Her zebra quilt is entitled Do These Stripes Make My Butt Look Big?  This quilt has won many awards, including the New Quilts from Old Favorites challenge by the American Quilter’s Society.  This and other of Sue’s quilts have traveled and exhibited extensively, nationally and internationally.  Sue  travels to guilds to share her work and teach classes.  I’m sure those audiences are as enthralled as the visitors I overheard in her booth.  Her work is amazing!

Other quilts you see pictured include Skeeter Eater, Piney Woods Mule, and Pony Express.

 

 

 

Sue’s winners at the fair for this year’s competitons are shown below:

October Welcome

The calendar says it’s time for more orange in our lives.  Another fiber art piece has orange in it now, based on a drawing of a jack-o-lantern by our front door.

The jack-o-lantern is a cherished piece made by one of our favorite Georgia potters, Shelby West.  Shelby’s work is normally southern folk pottery with an ash glaze, but for Halloween, he creates some unglazed pieces with personality.  A watering can on an old stool created a fun vignette which says “Welcome to Our Home,” country style.  The photo was printed on cotton fabric, free-motion machine stitched; then embellished with paint, hand embroidery, and beads.
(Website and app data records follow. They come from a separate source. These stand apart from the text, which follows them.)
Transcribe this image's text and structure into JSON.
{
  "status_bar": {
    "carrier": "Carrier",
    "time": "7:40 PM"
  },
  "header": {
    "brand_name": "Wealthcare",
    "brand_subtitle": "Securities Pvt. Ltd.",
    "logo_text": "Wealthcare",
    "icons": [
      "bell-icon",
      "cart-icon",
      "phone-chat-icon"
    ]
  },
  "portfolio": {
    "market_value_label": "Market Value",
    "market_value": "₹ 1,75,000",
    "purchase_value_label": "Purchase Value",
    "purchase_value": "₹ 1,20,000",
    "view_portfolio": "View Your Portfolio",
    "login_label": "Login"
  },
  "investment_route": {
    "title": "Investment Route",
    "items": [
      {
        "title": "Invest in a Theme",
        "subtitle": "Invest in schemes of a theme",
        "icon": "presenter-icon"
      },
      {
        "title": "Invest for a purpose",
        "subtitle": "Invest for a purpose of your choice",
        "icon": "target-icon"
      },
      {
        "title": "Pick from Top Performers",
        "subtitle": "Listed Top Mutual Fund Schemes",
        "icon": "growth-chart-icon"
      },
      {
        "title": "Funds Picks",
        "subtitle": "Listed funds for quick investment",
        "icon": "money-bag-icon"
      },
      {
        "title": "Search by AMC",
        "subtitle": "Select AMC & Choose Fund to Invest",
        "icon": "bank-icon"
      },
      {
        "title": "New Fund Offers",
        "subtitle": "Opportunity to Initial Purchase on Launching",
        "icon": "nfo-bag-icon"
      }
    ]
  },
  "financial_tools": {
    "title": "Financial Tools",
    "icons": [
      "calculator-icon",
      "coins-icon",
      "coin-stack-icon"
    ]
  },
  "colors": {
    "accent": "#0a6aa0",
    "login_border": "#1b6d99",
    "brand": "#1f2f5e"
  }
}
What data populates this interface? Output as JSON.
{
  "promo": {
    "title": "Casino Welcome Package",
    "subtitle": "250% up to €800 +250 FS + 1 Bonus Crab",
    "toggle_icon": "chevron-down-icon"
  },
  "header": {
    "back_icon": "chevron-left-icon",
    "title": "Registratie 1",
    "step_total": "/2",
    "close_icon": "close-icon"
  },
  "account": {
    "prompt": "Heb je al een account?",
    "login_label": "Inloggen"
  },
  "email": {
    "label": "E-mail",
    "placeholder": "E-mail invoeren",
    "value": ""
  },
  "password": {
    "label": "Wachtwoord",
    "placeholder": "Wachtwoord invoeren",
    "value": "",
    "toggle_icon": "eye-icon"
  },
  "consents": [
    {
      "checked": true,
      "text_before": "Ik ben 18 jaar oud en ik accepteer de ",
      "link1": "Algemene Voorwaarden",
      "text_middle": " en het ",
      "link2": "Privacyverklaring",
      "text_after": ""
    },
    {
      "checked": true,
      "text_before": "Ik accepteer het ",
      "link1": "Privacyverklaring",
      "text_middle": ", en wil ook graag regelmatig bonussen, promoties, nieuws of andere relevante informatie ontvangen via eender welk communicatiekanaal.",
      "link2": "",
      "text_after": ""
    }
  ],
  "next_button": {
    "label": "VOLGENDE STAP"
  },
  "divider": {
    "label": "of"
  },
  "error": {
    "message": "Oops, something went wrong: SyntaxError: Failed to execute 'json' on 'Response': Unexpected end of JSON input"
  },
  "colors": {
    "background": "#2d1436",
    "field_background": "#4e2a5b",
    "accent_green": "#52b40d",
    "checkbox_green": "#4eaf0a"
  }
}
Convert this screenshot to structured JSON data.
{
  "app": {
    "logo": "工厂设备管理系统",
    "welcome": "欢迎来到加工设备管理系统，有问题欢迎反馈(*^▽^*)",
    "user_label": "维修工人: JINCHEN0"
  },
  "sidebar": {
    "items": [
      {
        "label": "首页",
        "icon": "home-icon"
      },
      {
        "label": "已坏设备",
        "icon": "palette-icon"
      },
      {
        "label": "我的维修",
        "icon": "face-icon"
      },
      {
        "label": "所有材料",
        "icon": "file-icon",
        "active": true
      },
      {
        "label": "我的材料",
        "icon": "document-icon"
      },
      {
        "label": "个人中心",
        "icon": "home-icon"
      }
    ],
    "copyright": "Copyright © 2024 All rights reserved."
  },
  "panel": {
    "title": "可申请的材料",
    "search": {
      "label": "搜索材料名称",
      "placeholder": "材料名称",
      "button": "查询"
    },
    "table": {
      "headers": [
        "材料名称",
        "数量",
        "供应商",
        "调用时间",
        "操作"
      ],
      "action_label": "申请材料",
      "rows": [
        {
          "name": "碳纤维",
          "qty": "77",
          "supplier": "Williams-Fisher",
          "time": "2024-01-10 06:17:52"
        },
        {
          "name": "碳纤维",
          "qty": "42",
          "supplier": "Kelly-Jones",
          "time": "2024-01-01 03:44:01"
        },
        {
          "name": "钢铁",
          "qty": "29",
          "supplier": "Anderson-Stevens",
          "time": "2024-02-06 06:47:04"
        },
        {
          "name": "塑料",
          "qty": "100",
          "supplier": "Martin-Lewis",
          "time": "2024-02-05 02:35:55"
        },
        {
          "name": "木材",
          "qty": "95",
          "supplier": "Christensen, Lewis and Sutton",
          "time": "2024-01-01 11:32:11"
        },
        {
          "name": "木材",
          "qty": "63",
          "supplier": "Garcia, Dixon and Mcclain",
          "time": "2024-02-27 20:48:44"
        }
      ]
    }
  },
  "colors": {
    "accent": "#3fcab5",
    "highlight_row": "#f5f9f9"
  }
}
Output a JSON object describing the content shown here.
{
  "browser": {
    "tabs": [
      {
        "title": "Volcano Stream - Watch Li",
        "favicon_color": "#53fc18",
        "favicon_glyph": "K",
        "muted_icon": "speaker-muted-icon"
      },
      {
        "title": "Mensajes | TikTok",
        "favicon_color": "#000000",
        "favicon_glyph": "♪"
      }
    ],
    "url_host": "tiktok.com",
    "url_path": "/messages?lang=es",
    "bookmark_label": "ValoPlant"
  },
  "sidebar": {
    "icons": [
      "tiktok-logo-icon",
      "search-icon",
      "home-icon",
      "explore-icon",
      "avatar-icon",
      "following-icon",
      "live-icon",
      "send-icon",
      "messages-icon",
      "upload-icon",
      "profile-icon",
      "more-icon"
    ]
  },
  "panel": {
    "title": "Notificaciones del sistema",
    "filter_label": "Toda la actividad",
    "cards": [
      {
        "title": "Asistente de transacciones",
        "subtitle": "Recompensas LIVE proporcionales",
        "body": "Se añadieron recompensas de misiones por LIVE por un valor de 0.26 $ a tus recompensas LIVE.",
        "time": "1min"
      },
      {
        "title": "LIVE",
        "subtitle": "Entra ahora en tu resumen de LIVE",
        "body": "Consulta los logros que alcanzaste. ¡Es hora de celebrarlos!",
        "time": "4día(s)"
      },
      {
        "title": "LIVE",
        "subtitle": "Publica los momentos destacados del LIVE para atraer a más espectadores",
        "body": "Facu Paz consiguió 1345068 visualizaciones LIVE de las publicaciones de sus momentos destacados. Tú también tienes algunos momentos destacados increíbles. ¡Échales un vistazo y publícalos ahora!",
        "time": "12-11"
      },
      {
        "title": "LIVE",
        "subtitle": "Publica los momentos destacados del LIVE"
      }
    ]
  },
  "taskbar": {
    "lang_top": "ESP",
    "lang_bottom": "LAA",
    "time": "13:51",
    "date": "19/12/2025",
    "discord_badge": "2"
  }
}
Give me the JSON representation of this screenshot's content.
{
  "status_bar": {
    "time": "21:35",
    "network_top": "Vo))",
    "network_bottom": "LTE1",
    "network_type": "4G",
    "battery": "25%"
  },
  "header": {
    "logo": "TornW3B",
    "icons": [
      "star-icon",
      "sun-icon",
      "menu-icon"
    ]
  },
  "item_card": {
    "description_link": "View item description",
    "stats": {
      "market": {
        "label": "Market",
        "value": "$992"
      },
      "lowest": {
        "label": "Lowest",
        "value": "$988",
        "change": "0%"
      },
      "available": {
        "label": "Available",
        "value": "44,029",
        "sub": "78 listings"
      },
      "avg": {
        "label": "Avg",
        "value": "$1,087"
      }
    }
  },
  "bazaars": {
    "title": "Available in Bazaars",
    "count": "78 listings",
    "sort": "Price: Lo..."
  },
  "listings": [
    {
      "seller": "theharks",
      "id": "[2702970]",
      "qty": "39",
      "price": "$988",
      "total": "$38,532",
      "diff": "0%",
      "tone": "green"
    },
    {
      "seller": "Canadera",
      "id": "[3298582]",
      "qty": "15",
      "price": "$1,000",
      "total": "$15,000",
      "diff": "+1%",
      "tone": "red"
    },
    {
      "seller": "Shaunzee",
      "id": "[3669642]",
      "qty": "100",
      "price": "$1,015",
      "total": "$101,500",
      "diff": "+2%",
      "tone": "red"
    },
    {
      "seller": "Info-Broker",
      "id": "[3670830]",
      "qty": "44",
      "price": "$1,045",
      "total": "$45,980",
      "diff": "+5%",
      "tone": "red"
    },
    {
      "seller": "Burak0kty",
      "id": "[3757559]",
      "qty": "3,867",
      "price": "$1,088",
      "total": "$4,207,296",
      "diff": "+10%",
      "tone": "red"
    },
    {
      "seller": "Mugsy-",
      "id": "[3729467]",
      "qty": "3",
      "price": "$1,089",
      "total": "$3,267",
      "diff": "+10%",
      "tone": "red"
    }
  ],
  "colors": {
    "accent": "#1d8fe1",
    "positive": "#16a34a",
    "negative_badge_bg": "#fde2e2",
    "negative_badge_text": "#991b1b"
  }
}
The image is bordered with hand-dyed Cherrywood fabric, layered on linen canvas, then on a remnant of an old quilt.  The orange in the old quilt (a basket pattern) made it the perfect backdrop.  The piece measures 15” x 17”.  A portion of a vintage napkin with delicate appliqué in the corner serves as the label on the back.  I tilted this one October Welcome.